■ **DIRECTIONS**: Your answer should be one number: the count of lines below that contain "image".

(Records contained in a dataset)
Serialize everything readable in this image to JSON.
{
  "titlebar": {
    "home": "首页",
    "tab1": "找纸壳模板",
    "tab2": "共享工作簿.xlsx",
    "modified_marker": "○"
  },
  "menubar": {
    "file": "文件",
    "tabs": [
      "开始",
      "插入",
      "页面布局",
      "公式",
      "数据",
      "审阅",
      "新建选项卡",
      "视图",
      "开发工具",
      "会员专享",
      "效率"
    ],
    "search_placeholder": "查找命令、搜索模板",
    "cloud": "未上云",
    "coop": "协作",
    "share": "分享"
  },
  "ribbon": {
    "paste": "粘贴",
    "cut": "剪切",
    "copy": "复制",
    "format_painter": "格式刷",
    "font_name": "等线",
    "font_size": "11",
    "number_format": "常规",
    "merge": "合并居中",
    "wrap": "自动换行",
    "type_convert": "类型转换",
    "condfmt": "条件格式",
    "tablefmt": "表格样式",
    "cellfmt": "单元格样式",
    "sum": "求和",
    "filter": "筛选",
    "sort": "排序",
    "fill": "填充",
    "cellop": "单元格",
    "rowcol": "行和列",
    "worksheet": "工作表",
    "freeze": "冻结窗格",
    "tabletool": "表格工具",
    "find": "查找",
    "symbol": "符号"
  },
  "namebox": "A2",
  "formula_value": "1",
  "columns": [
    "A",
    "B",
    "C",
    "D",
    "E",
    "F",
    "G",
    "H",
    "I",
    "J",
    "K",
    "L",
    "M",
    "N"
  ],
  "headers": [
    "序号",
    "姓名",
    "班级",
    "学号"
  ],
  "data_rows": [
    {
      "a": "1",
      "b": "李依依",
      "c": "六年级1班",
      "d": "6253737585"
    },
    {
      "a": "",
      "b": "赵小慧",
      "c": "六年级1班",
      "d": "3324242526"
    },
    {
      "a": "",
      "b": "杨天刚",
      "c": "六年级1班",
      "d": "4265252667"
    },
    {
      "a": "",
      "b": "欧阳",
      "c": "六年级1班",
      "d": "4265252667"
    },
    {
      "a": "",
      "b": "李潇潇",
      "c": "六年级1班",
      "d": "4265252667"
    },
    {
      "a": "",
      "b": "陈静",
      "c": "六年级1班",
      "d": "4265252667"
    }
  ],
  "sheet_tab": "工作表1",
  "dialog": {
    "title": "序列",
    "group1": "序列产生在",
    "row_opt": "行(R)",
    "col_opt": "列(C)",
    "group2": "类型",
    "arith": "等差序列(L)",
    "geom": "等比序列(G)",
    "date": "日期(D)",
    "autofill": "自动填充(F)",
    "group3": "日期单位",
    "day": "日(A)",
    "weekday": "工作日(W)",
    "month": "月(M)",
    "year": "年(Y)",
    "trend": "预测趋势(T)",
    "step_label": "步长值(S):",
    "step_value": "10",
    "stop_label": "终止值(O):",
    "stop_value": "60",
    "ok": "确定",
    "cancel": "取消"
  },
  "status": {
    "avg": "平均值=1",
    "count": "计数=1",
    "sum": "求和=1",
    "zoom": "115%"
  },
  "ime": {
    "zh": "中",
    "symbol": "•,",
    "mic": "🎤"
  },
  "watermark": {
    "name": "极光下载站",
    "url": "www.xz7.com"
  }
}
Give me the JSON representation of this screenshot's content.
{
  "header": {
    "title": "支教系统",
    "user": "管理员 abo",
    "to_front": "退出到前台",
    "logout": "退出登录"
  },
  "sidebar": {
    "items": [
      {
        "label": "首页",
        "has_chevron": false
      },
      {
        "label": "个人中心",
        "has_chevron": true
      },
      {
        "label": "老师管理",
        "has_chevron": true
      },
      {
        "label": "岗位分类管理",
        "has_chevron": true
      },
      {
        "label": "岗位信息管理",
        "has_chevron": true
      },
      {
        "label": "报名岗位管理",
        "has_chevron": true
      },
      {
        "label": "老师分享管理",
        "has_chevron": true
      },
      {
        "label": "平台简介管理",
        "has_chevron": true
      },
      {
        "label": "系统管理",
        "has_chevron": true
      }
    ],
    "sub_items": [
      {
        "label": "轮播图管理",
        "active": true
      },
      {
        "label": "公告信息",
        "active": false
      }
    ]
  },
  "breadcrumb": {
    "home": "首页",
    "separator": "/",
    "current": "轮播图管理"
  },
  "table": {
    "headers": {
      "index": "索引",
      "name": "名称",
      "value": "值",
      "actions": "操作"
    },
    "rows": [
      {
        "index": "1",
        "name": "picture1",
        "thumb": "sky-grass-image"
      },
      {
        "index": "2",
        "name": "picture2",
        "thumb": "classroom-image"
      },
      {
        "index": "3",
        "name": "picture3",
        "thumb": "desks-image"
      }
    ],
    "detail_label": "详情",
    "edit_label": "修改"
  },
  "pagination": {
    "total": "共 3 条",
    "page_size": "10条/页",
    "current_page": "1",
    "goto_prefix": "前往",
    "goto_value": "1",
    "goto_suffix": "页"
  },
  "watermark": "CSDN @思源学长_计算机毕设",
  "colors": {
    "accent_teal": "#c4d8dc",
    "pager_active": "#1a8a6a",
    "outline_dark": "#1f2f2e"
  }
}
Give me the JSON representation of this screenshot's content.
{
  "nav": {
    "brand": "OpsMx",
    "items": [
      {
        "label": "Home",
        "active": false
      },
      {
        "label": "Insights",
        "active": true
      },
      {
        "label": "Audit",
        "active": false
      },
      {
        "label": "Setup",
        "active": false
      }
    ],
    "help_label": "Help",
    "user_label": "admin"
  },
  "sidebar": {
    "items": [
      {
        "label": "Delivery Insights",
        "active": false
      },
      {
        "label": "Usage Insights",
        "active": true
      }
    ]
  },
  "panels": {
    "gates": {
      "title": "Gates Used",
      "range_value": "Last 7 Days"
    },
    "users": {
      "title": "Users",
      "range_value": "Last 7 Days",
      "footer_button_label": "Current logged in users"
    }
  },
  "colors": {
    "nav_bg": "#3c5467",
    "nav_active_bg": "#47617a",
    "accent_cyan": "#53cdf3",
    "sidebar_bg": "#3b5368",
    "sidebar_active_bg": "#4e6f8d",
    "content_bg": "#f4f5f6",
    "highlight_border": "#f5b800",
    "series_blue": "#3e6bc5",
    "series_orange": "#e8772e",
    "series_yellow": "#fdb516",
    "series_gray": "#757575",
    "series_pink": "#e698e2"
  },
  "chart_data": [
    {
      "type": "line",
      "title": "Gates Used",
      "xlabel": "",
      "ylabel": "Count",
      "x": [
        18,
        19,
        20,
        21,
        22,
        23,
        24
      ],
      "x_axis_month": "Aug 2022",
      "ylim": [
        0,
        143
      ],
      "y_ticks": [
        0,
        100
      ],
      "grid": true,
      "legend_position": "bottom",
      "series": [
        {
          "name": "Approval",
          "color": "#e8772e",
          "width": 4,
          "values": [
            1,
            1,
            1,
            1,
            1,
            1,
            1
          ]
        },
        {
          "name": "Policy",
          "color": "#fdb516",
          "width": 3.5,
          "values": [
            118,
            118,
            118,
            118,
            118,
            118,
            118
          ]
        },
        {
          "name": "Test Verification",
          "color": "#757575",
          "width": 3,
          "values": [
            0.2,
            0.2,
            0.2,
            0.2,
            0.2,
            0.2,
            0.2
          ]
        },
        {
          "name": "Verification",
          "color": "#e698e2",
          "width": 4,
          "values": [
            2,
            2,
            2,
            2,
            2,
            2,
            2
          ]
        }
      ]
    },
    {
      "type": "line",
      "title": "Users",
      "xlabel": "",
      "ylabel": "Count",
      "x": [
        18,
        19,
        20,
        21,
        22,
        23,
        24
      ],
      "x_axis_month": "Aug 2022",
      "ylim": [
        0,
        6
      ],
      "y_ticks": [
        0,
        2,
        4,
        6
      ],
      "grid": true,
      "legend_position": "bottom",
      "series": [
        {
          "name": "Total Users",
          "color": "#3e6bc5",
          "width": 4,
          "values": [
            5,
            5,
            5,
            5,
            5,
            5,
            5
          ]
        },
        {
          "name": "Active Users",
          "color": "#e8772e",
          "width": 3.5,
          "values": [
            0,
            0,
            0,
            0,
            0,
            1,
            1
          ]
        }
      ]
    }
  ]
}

■ **TASK RESPONSE**: 4